* [TASK DETAILS]:
If a line of the data below holds the string "badge", copy it.

[Data about app and page elements]
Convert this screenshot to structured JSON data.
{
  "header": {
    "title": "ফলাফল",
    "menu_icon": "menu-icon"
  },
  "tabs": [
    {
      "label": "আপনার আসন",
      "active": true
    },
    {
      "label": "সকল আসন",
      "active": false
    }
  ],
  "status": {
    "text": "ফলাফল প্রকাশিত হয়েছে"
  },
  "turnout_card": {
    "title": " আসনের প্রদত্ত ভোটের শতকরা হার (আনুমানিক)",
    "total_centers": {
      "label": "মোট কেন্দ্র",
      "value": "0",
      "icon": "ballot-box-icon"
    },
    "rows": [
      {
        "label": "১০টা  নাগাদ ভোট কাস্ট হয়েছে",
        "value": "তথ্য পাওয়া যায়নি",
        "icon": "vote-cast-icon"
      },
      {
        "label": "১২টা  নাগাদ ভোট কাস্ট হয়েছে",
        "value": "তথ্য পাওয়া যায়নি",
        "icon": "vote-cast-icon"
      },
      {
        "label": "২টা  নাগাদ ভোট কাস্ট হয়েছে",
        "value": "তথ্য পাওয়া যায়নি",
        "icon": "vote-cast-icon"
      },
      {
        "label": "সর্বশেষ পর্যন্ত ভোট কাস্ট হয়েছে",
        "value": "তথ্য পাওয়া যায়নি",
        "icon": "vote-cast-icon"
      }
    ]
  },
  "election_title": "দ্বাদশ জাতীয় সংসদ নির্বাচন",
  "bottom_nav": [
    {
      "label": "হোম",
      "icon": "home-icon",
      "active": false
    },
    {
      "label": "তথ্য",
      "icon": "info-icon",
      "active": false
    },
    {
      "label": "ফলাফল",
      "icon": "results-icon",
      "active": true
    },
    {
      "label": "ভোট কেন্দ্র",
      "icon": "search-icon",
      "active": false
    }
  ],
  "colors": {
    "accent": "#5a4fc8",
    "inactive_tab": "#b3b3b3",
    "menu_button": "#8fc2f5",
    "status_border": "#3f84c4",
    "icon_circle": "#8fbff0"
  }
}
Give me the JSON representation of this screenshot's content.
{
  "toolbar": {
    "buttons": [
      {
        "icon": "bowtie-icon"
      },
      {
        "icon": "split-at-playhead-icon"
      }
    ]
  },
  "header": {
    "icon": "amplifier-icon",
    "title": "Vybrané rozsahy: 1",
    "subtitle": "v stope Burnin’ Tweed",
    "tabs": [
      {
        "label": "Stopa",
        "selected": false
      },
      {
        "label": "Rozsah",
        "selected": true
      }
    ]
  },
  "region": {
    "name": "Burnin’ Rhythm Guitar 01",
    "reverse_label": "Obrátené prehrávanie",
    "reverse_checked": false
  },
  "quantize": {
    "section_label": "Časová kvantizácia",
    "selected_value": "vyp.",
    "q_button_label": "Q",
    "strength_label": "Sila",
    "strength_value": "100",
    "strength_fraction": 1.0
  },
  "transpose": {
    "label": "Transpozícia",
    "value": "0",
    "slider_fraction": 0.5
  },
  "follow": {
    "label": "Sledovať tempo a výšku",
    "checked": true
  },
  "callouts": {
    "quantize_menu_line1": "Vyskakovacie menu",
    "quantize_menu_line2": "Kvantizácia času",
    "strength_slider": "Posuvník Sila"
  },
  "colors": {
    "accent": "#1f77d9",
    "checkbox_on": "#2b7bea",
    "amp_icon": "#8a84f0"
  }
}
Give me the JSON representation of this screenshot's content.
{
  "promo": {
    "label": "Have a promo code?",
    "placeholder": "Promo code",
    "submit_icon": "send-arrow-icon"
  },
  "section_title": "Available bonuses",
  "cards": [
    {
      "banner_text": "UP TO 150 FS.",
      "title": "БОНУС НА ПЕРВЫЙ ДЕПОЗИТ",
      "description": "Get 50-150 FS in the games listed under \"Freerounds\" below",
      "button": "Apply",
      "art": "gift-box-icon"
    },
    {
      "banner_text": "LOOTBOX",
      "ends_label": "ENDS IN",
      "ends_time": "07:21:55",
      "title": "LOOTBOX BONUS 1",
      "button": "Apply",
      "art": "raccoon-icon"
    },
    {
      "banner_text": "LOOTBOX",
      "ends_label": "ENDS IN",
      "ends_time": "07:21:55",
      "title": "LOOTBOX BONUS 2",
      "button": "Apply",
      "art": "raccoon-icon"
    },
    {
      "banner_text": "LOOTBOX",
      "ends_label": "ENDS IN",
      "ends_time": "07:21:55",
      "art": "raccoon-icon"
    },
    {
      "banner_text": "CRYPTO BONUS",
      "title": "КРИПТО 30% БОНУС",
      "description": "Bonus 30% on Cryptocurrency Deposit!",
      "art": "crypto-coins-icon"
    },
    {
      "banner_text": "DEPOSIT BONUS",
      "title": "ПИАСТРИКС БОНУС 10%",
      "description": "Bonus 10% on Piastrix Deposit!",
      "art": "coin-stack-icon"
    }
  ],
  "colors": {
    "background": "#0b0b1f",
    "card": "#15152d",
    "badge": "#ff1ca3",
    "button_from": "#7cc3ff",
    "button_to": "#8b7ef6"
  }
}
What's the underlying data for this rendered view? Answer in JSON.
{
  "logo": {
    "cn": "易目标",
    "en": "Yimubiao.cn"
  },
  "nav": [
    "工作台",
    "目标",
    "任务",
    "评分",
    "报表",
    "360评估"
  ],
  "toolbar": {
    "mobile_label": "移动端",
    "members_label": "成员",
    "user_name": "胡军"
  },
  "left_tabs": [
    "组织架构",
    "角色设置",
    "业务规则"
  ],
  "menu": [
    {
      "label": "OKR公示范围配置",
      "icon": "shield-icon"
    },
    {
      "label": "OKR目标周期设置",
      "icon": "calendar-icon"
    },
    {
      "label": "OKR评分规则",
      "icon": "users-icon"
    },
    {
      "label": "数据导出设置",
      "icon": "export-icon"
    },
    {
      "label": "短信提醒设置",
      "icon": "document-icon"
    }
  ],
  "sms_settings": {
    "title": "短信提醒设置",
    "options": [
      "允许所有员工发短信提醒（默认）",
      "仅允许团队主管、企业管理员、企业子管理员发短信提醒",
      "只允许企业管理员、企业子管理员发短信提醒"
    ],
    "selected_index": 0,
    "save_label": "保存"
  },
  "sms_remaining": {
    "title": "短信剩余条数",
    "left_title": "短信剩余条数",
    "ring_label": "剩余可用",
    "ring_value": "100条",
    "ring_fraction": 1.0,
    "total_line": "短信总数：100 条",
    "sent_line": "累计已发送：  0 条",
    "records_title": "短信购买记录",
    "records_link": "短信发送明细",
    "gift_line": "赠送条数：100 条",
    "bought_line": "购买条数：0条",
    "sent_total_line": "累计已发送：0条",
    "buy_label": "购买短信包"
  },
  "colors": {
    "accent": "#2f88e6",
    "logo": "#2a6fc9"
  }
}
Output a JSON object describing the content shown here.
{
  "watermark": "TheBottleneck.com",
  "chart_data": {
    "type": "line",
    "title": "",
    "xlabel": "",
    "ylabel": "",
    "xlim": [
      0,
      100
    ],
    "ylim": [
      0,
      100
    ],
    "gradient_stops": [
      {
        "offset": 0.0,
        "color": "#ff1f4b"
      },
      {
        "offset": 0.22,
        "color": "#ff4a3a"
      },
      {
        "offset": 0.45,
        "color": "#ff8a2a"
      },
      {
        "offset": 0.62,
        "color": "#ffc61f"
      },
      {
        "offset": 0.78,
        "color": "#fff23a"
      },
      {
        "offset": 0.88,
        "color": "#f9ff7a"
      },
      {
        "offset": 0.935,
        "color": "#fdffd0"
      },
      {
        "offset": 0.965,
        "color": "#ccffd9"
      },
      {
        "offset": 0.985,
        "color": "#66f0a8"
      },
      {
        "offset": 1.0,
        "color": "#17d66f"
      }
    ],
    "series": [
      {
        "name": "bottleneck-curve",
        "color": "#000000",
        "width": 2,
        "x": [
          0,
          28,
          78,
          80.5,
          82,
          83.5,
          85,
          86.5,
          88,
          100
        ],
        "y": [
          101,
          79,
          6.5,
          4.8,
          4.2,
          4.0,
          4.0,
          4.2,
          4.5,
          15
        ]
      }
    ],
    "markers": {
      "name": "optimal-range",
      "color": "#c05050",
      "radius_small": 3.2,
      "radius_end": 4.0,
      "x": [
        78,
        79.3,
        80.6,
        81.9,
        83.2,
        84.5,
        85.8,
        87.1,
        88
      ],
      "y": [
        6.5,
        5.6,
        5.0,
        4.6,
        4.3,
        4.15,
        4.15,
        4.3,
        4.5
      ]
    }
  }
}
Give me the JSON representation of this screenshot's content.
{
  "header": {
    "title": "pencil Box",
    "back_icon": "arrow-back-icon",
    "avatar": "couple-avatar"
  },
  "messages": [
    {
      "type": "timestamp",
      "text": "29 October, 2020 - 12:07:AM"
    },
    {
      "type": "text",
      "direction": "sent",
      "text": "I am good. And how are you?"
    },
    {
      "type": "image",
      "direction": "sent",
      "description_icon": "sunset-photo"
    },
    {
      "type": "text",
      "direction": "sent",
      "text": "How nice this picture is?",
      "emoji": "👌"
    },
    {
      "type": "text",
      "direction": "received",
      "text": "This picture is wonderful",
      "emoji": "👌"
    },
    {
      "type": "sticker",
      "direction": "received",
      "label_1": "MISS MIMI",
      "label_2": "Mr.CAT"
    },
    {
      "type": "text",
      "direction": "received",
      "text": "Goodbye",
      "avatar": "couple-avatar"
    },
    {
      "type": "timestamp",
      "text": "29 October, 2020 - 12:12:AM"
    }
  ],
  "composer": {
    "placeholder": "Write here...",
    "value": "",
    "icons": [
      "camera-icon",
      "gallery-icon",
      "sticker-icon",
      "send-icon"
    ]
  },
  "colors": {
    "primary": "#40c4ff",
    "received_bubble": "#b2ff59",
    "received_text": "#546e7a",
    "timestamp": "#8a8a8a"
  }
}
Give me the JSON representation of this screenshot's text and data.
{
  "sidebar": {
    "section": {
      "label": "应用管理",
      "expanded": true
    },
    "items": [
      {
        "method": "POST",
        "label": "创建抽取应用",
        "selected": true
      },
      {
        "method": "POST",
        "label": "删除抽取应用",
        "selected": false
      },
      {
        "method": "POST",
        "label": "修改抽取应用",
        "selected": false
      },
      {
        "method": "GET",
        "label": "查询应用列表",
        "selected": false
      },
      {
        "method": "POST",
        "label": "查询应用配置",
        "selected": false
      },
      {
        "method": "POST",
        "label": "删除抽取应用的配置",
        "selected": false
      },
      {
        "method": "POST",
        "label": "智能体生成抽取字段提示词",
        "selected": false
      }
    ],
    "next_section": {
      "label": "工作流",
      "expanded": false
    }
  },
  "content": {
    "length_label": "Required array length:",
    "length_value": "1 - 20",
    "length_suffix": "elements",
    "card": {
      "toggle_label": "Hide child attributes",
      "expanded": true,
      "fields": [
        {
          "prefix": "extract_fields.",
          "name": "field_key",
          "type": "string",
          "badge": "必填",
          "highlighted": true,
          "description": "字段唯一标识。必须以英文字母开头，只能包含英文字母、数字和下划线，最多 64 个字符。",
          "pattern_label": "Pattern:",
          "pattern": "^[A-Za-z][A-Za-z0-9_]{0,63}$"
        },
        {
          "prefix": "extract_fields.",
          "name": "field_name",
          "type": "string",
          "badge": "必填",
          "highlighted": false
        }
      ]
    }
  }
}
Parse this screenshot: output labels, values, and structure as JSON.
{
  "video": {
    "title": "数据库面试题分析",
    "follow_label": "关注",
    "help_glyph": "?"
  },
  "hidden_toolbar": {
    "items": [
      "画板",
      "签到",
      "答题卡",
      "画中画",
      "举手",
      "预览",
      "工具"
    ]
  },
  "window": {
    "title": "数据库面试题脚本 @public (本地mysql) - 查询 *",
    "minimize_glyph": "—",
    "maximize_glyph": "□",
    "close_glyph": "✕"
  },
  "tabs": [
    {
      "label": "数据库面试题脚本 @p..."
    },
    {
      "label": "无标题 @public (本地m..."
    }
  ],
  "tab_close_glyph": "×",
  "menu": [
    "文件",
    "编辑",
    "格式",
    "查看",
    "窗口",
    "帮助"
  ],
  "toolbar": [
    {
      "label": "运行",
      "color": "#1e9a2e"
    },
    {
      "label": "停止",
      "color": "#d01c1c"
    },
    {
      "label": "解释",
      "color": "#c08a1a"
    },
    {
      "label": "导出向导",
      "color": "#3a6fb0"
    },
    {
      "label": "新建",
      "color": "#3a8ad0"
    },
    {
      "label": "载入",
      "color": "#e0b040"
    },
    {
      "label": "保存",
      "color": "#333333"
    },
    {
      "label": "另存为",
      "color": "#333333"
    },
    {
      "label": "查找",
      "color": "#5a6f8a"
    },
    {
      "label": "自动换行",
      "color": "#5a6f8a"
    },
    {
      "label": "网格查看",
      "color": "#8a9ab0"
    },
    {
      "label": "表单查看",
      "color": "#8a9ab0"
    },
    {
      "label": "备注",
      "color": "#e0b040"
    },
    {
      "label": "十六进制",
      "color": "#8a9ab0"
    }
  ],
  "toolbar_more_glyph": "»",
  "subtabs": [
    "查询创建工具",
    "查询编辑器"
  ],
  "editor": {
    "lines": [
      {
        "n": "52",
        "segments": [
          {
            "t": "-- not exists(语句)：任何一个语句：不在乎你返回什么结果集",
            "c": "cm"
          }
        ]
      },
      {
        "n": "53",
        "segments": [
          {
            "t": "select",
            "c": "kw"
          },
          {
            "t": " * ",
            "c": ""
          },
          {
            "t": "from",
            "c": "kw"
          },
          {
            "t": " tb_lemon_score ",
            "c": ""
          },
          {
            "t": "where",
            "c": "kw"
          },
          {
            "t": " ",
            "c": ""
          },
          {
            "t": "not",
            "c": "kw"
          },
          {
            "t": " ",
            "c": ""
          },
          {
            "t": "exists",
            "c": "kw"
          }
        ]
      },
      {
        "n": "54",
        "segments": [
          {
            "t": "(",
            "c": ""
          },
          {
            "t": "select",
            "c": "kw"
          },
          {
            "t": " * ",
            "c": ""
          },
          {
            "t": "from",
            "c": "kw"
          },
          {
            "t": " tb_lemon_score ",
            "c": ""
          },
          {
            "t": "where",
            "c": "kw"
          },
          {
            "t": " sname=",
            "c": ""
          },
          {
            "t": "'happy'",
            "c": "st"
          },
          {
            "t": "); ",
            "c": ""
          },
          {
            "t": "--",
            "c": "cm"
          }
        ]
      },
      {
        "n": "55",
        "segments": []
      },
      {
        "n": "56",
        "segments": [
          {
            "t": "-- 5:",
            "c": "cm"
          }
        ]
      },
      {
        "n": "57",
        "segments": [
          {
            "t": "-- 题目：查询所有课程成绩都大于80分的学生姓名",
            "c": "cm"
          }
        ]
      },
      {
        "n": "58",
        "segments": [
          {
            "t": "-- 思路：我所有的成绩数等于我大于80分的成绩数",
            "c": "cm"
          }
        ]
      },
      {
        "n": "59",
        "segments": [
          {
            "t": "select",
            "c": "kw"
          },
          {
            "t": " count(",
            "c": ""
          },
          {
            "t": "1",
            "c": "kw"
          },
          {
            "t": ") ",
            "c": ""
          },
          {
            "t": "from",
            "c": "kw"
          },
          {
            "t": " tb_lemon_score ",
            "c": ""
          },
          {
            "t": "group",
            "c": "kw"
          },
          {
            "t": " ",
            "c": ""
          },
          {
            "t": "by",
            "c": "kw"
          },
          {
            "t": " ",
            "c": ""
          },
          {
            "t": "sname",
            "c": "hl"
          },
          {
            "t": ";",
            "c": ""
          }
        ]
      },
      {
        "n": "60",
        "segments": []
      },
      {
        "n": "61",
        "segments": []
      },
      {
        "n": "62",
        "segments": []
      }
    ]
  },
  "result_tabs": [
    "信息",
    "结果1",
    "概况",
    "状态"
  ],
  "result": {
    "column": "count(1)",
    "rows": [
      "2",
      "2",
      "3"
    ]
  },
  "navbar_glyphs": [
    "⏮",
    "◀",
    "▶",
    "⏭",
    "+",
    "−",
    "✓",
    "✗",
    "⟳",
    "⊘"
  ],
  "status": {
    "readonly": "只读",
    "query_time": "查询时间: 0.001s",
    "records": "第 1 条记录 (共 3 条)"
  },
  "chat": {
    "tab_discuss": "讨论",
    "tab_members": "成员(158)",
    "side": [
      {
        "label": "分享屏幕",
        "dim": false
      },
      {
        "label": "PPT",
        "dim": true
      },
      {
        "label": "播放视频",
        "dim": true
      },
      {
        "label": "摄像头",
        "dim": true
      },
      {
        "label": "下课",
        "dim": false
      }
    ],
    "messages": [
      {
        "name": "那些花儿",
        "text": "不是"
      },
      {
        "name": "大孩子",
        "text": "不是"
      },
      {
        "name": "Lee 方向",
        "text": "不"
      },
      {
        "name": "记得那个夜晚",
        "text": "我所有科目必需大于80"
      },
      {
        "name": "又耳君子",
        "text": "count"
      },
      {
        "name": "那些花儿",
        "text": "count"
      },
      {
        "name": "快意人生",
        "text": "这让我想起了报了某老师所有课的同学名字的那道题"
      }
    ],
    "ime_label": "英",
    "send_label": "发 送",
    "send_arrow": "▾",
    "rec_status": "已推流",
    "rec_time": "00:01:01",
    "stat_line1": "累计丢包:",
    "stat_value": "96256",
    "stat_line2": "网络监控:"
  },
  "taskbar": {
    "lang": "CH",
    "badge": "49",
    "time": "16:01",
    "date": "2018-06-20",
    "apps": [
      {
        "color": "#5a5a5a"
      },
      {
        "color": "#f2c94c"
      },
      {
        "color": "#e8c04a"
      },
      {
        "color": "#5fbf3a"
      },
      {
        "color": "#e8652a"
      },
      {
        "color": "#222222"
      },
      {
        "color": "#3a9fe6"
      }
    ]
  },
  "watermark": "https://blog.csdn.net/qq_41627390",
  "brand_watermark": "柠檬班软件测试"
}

* [ANSWER TO THIS PROBLEM]:
    "badge": "#ff1ca3",
          "badge": "必填",
          "badge": "必填",
    "badge": "49",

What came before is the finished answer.